Artificial neural networks (ANNs) are evaluated for spectral interference correction using simulated and experimentally obtained spectral scans. Using the same data set (where possible), the predictive ability of shallow depth ANNs was validated against partial least squares (PLS, a traditional chemometrics method). Spectral interference (in the form of overlaps between spectral lines) is a key problem in large-size, long focal length inductively coupled plasma-optical emission spectrometry (ICP-OES). Unless corrected, spectral interference can be sufficiently severe to the point of preventing precise and accurate analytical determinations. In miniaturized, microplasma-based optical emission spectrometry with a portable, short focal length spectrometer (having poorer resolution than its large-size counterpart), spectral interference becomes even more severe. To correct it, we are evaluating use of deep learning ANNs. Details are provided in this chapter.
Part of the book: Advanced Applications for Artificial Neural Networks
Computational fluid dynamics (CFD) is used extensively in many industries ranging from aerospace engineering to automobile design. We applied CFDs to simulate flows inside vaporization chambers designed for micro- or nano-sample introduction into conventional, lab-based inductively coupled plasmas (ICPs). Simulation results were confirmed using smoke visualization experiments (akin to those used in wind tunnels) and were verified experimentally using an ICP-optical emission spectrometry (ICP-OES) system with a fast-response photomultiplier tube (PMT) detector, an ICP-OES system with a slower-response charge injection device (CID) detector, and an ICP-mass spectrometry (ICP-MS) system. A pressure pulse (defined as a momentary decrease of the optical emission intensity of ICP background) was not observed when employing widely used ICPs either with a CID detector or with ICP-MS. Overall, the simulations proved to be highly beneficial, for example, detection limits improved by as much as five times. Using CFD simulations as a guide, a rapidly prototyped, 3D-printed and smaller-size vaporization chamber (a scaled-down version of that used with ICPs) is being evaluated for potential use with a portable, battery-operated microplasma. Details are provided in this chapter.

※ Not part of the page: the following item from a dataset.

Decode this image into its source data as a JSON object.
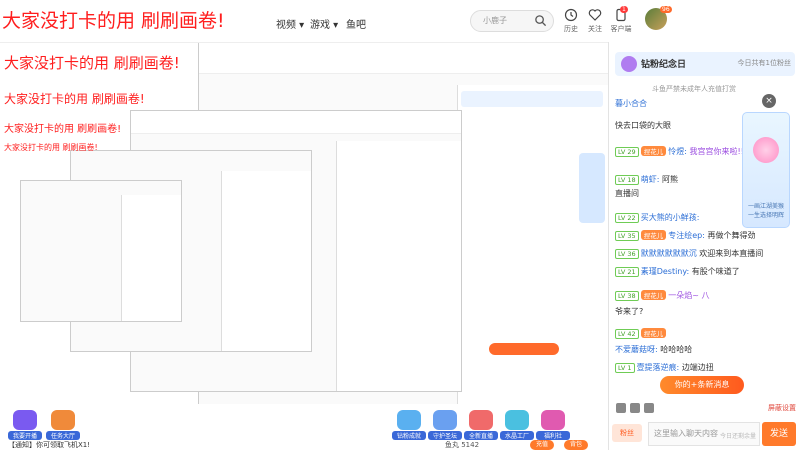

Part of the book: Computational Fluid Dynamics
The science and phenomena that become important when fluid-flow is confined in microfluidic channels are initially discussed. Then, technologies for channel fabrication (ranging from photolithography and chemical etching, to imprinting, and to 3D-printing) are reviewed. The reference list is extensive and (within each topic) it is arranged chronologically. Examples (with emphasis on those from the authors’ laboratory) are highlighted. Among them, they involve plasma miniaturization via microplasma formation inside micro-fluidic (and in some cases millifluidic) channels fabricated on 2D and 3D-chips. Questions addressed include: How small plasmas can be made? What defines their fundamental size-limit? How small analytical plasmas should be made? And what is their ignition voltage? The discussion then continues with the science, technology and applications of nanofluidics. The conclusions include predictions on potential future development of portable instruments employing either micro or nanofluidic channels. Such portable (or mobile) instruments are expected to be controlled by a smartphone; to have (some) energy autonomy; to employ Artificial Intelligence and Deep Learning, and to have wireless connectivity for their inclusion in the Internet-of-Things (IoT). In essence, those that can be used for chemical analysis in the field for “bringing part of the lab to the sample” types of applications.
Part of the book: Microfluidics and Nanofluidics